This laboratory, situated in the Kirstenbosch Research Centre, was opened in 2000. It is named after the late Leslie Hill whose generous donations made it possible, in recognition of his contribution to the conservation of the flora of South Africa.
In recent years the incorporation of DNA sequencing technology into the field of plant systematics has provided a powerful additional source of evidence in our search to understand relationships among plants. The primary aims of the laboratory are to carry out research on the South African flora through:
· evaluation of classifications
Through the use of DNA sequences important advances have been made in the resolution of higher order angiosperm relationships. However, resolution of relationships at the species level can also help us to uncover factors that are important in the speciation process and the age and origins of components of the South African flora.
Conservation strategies in South Africa are beginning to recognize the importance of understanding the contribution of the physical environment to the speciation process. Therefore, conservation-planning priorities are shifting to encompass not only biodiversity patterns but also the evolutionary processes that sustain them. Consequently, reconstruction of the way plant species are related to one another can give us an indirect insight into the ecological factors that may have been involved in promoting speciation, over evolutionary timescales of millions of years.

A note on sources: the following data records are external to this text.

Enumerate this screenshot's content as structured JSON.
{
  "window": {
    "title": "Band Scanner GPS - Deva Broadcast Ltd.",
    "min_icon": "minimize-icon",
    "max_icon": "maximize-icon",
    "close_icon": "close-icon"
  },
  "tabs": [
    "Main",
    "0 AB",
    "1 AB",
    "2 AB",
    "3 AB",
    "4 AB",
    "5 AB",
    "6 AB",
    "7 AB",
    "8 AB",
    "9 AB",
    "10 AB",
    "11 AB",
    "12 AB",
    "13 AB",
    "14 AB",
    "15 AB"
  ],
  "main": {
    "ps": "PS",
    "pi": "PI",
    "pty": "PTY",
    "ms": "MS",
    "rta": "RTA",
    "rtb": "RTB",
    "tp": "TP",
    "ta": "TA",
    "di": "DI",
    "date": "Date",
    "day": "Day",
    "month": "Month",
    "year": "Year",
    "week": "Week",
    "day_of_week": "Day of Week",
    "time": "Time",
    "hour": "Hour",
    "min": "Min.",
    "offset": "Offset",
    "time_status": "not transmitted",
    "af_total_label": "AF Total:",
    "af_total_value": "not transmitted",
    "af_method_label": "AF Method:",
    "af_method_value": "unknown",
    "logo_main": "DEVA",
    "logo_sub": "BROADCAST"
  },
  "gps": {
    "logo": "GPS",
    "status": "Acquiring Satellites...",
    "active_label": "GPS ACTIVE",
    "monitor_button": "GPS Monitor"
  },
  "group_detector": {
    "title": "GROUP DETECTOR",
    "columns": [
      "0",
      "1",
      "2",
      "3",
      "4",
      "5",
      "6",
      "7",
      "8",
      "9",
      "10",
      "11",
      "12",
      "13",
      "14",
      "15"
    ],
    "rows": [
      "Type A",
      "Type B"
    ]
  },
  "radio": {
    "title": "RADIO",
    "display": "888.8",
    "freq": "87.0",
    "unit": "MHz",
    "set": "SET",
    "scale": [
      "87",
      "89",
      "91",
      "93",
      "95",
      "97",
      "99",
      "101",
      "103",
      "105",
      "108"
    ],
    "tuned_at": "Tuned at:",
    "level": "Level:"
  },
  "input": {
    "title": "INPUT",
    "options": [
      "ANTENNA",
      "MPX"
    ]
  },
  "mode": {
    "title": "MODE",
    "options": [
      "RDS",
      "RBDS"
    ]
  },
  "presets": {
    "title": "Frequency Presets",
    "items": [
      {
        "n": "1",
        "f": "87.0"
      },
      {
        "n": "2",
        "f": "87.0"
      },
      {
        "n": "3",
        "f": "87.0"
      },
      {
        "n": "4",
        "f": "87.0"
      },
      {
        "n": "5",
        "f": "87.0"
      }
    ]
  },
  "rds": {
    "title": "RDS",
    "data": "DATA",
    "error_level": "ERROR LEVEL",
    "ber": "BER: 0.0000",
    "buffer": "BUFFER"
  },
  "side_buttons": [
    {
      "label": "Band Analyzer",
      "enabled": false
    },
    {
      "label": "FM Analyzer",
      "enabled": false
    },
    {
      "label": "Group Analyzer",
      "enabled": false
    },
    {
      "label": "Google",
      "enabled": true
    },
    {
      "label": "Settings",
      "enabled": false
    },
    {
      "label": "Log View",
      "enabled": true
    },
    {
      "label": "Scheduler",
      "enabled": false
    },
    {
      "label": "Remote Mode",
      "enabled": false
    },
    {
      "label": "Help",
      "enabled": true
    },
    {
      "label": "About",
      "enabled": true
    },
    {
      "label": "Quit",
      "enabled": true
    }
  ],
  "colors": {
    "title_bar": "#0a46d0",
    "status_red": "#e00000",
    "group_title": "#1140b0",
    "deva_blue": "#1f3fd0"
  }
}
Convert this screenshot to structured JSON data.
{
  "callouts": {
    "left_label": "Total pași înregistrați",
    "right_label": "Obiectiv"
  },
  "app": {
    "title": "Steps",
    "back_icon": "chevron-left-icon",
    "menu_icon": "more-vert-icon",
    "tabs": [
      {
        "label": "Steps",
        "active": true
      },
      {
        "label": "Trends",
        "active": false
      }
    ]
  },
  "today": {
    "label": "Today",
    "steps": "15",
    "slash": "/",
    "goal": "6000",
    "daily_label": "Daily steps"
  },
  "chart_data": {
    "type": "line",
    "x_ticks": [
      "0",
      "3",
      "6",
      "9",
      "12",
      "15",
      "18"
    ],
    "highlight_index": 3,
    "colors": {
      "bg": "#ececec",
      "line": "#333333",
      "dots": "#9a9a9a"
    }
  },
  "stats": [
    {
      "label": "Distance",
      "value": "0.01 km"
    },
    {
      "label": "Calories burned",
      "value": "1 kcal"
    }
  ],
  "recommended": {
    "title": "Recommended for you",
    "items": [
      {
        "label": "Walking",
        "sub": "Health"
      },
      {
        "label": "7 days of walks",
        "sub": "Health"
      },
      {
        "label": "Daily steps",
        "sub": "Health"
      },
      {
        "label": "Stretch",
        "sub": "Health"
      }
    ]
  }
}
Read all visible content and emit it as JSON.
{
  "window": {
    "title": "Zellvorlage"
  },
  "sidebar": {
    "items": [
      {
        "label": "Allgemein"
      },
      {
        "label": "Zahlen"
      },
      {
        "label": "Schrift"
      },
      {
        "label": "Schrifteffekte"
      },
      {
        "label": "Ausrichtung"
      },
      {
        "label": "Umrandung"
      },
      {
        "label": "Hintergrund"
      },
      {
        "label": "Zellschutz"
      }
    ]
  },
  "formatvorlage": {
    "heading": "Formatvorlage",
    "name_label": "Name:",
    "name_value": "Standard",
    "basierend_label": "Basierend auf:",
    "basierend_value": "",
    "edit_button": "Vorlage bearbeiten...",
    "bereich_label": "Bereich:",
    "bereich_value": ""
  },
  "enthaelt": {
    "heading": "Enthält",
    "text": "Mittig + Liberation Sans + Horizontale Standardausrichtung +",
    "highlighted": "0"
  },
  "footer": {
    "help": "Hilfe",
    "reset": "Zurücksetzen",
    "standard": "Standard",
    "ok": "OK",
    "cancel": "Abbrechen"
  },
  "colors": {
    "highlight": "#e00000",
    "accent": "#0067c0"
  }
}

Answering the question of why there are so many plant species in South Africa, particularly in the Cape Region, has engrossed botanists and evolutionary biologists for decades. Our aim is to contribute new and exciting evidence to the debate; evidence that will hopefully lead to better understanding of how to protect our unique floral heritage.
A DNA bank to house genetic material of South African plants is to be established as part of the Molecular Systematics programme at Kirstenbosch.
|© South African National Biodiversity Institute|